What to do.
Every line of the material that mentions the word "retweets" should be copied out.

*** Opening of Given records ***

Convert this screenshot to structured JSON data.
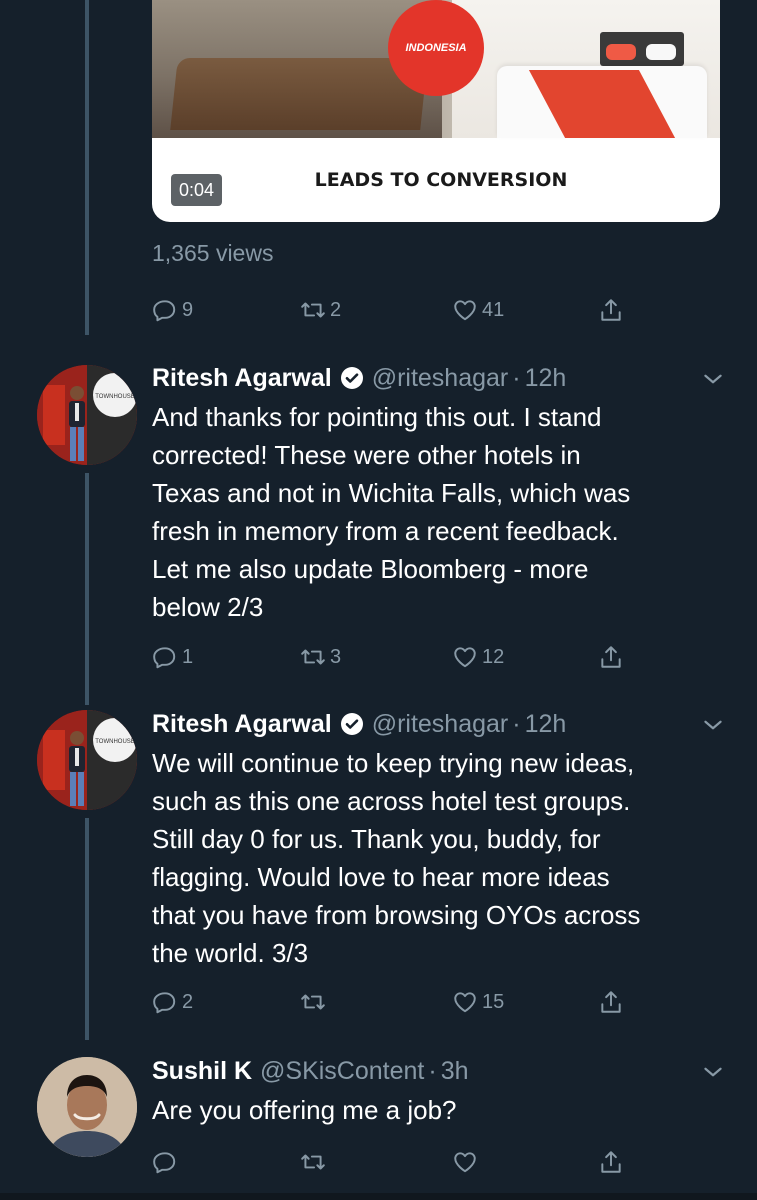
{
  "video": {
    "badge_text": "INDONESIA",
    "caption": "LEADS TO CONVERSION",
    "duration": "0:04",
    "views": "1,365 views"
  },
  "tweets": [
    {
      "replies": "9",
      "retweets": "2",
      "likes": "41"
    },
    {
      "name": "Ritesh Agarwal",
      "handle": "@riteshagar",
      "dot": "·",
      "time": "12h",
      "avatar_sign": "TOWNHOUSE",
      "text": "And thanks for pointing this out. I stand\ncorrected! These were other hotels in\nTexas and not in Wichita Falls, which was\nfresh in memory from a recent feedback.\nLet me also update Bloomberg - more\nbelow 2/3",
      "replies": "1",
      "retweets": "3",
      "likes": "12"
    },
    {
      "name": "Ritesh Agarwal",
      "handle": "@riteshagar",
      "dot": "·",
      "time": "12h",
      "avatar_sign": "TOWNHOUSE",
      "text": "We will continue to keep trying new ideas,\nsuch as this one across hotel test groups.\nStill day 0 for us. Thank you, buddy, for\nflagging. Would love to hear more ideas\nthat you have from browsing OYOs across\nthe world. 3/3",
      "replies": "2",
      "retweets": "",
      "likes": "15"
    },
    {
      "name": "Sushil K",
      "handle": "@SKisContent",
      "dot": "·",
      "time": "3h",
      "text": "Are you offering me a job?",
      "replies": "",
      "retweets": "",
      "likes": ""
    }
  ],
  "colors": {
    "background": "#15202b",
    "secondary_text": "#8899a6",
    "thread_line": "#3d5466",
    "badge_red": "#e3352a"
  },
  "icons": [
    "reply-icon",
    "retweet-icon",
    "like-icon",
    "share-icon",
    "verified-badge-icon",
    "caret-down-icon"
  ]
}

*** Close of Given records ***
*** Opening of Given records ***

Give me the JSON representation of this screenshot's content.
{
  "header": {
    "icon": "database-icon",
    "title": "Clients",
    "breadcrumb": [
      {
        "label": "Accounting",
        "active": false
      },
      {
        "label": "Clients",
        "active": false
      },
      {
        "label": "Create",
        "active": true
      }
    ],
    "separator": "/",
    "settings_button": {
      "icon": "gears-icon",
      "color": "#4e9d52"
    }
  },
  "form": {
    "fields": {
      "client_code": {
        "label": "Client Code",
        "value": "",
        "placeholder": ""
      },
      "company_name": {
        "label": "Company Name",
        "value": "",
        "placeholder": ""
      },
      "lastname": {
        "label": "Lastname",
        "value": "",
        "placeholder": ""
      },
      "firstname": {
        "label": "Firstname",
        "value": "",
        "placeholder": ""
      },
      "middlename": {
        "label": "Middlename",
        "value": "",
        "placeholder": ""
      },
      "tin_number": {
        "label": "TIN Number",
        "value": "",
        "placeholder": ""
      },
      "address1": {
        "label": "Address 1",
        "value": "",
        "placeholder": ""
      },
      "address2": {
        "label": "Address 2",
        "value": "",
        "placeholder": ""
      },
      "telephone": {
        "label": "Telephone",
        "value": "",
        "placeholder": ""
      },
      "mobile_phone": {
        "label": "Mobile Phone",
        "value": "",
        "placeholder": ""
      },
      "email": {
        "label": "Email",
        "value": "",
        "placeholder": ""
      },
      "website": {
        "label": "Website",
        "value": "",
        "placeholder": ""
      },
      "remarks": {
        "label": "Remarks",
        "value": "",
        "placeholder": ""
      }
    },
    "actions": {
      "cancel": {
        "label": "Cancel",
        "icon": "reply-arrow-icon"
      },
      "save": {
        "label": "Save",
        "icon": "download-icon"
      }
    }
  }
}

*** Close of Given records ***

Solution for this exercise.
      "retweets": "2",
      "retweets": "3",
      "retweets": "",
      "retweets": "",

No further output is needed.